A deterministic data structure is an essential concept in computer science and data management. It plays a crucial role in ensuring predictable and consistent operations in various applications. In this article, we will explore what a deterministic data structure is, why it is important, and how it differs from non-deterministic data structures.

**What is a Deterministic Data Structure?**

A deterministic data structure, as the name suggests, is one that produces the same output for a given input every time it is executed. In other words, irrespective of the order in which operations are performed or the state of the system, a deterministic data structure will always yield consistent results. This predictability makes it easier to reason about and analyze the behavior of such data structures.

__Importance of Deterministic Data Structures__

Deterministic data structures have several key advantages:

1. **Predictable Performance:** By guaranteeing consistent results, deterministic data structures allow us to precisely estimate their time and space complexity. This predictability helps in designing efficient algorithms and optimizing system resources.

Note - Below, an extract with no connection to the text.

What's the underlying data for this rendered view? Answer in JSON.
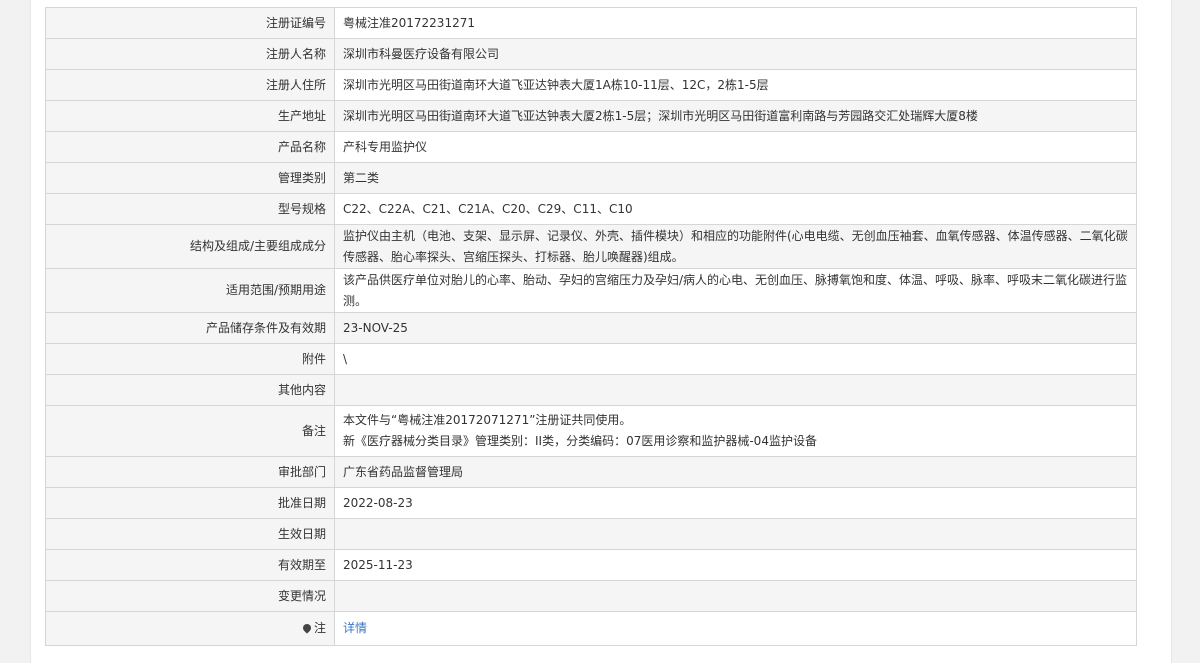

2. **Reproducibility:** Deterministic data structures ensure that the same set of operations performed on the same input will always produce identical outputs. This property is particularly useful in scenarios where reproducibility is critical, such as debugging or auditing.

3. **Parallelization:** The determinism of these data structures facilitates parallel execution since there are no dependencies on previous states or outcomes. This enables concurrent processing without worrying about race conditions or conflicts.

4. **Consistency:** In distributed systems where multiple nodes communicate and share data simultaneously, deterministic data structures ensure consistency across different replicas or nodes by producing identical results for the same input across all instances.

__Deterministic vs Non-deterministic Data Structures__

While deterministic data structures guarantee consistent results for each execution, non-deterministic data structures do not. Non-deterministic data structures can produce different outputs for the same input, depending on factors like system state, order of operations, or randomization.

Some common examples of non-deterministic data structures include randomized data structures like skip lists or bloom filters. These data structures introduce randomness to improve performance characteristics, but at the cost of determinism. Non-determinism can make it more challenging to reason about their behavior or analyze their efficiency.

__Conclusion__

In summary, a deterministic data structure is one that consistently produces the same output for a given input, regardless of system state or execution order. This property provides predictability, reproducibility, and consistency in various applications. Understanding the difference between deterministic and non-deterministic data structures is crucial when designing algorithms, optimizing system resources, or working with distributed systems.

Deterministic data structures are an essential building block in computer science and play a vital role in creating efficient and reliable systems. By leveraging their predictability and consistency, developers can design robust algorithms and ensure reliable operation even in complex scenarios.

- Deterministic data structures guarantee predictable performance.
- They enable reproducibility of results for debugging and auditing purposes.
- Parallel execution becomes easier due to the absence of dependencies on previous states.
- Distributed systems benefit from deterministic data structures as they ensure consistency across replicas.

So next time you encounter a problem that requires consistent behavior or predictable results, consider utilizing deterministic data structures to simplify your solution!